--- Exercise materials Enclosed Below ---
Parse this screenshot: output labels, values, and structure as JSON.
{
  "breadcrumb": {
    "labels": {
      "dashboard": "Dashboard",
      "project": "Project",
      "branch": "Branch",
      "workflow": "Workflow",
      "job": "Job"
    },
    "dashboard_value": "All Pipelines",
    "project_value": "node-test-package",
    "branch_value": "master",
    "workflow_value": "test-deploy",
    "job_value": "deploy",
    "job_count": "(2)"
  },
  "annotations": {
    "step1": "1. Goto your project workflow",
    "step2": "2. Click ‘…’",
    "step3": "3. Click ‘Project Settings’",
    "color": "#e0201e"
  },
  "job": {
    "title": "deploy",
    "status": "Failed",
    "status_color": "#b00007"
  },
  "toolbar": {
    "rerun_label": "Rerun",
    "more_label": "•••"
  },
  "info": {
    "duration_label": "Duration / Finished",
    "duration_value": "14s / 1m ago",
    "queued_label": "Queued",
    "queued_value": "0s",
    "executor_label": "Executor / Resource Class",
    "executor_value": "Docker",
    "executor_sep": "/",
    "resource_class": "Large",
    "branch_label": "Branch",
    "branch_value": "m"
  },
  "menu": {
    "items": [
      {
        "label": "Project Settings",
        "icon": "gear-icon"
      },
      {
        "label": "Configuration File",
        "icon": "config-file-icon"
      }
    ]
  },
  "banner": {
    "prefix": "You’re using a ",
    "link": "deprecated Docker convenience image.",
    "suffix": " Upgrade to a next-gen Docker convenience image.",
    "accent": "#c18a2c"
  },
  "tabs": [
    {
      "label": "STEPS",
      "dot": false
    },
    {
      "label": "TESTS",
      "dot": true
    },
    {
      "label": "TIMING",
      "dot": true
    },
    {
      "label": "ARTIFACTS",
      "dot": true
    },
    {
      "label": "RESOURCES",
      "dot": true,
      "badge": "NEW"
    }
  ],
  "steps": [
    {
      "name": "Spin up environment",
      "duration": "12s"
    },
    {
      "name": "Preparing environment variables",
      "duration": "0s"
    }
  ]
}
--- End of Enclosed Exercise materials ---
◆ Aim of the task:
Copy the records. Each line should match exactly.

◆ Final answer:
Parse this screenshot: output labels, values, and structure as JSON.
{
  "breadcrumb": {
    "labels": {
      "dashboard": "Dashboard",
      "project": "Project",
      "branch": "Branch",
      "workflow": "Workflow",
      "job": "Job"
    },
    "dashboard_value": "All Pipelines",
    "project_value": "node-test-package",
    "branch_value": "master",
    "workflow_value": "test-deploy",
    "job_value": "deploy",
    "job_count": "(2)"
  },
  "annotations": {
    "step1": "1. Goto your project workflow",
    "step2": "2. Click ‘…’",
    "step3": "3. Click ‘Project Settings’",
    "color": "#e0201e"
  },
  "job": {
    "title": "deploy",
    "status": "Failed",
    "status_color": "#b00007"
  },
  "toolbar": {
    "rerun_label": "Rerun",
    "more_label": "•••"
  },
  "info": {
    "duration_label": "Duration / Finished",
    "duration_value": "14s / 1m ago",
    "queued_label": "Queued",
    "queued_value": "0s",
    "executor_label": "Executor / Resource Class",
    "executor_value": "Docker",
    "executor_sep": "/",
    "resource_class": "Large",
    "branch_label": "Branch",
    "branch_value": "m"
  },
  "menu": {
    "items": [
      {
        "label": "Project Settings",
        "icon": "gear-icon"
      },
      {
        "label": "Configuration File",
        "icon": "config-file-icon"
      }
    ]
  },
  "banner": {
    "prefix": "You’re using a ",
    "link": "deprecated Docker convenience image.",
    "suffix": " Upgrade to a next-gen Docker convenience image.",
    "accent": "#c18a2c"
  },
  "tabs": [
    {
      "label": "STEPS",
      "dot": false
    },
    {
      "label": "TESTS",
      "dot": true
    },
    {
      "label": "TIMING",
      "dot": true
    },
    {
      "label": "ARTIFACTS",
      "dot": true
    },
    {
      "label": "RESOURCES",
      "dot": true,
      "badge": "NEW"
    }
  ],
  "steps": [
    {
      "name": "Spin up environment",
      "duration": "12s"
    },
    {
      "name": "Preparing environment variables",
      "duration": "0s"
    }
  ]
}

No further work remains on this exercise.